I sat with my son and watched this movie the other day and I could see on his face during the intro he was ready to be disappointed. The intro music is crap that is reminiscent of the low budget films of the 70's. But I explained to my son that he should ignore the sound track because this is otherwise a really good movie. Afterwards he agreed that it really was a great movie and that the music was stupid.This is one of those films that really deserves to be considered among the best. It is definitely a mans movie, and I don't even remember seeing any women in it, but even my wife <more>
enjoyed it. There is no sex or sexual references, and the violence level, in my opinion, is reasonable. The characters are perfectly cast, and the dialog is, at times, poetic. In my opinion, they should re-release this movie with a new sound track. It deserves it.
Perhaps the best railroad movie of all time (by hatitus)
It's really too bad that this movie was done in the early seventies. As with many films of this time the cinematography seems a little cheesy and cheap. I have seen this quality in many other 70's films and I suppose the director was just following the times. Might have been OK then but it would have been much more watchable if done today. Of course, the railroad this was filmed on might not have been around to film today. Steam "short lines" are becoming quite rare.Lee Marvin is the whole movie. Borgnine was perfectly cast but maybe a bit too old for the physical aspects of <more>

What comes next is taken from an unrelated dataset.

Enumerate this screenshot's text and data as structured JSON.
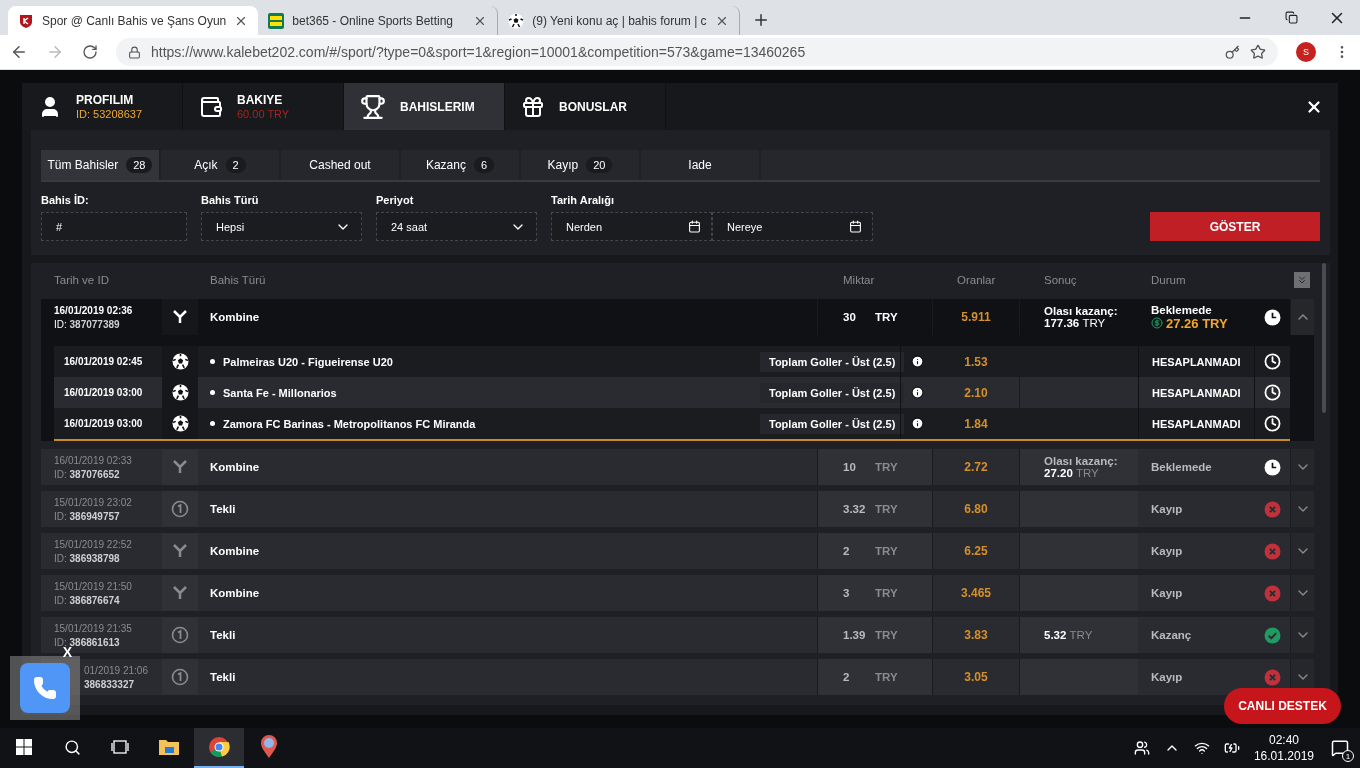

his behavior to be believed. Of course, the same could be said for Marvin too. I don't like Carridine. Never did. Like him or not, this movie was perfect for him. It needed an actor who could play a retarded prick and he was perfect. I like him in this film.The railroad set was as good a look at old time depression era railroading as you will ever see. Everything from the scenes in the roundhouse to filling the tender from the water tower creates the aura of a by gone age. In those days every town had a hobo camp and the one depicted in the film is very typical. The screenplay may be guilty of stretching the truth a little it's not likely a policeman would have been forced to crow like a chicken and no hobo would ever have gotten away with harassing a train crew but all in all the drama is suitable for the theme and it doesn't spoil the movie.Great movie! Watch it...you'll learn something.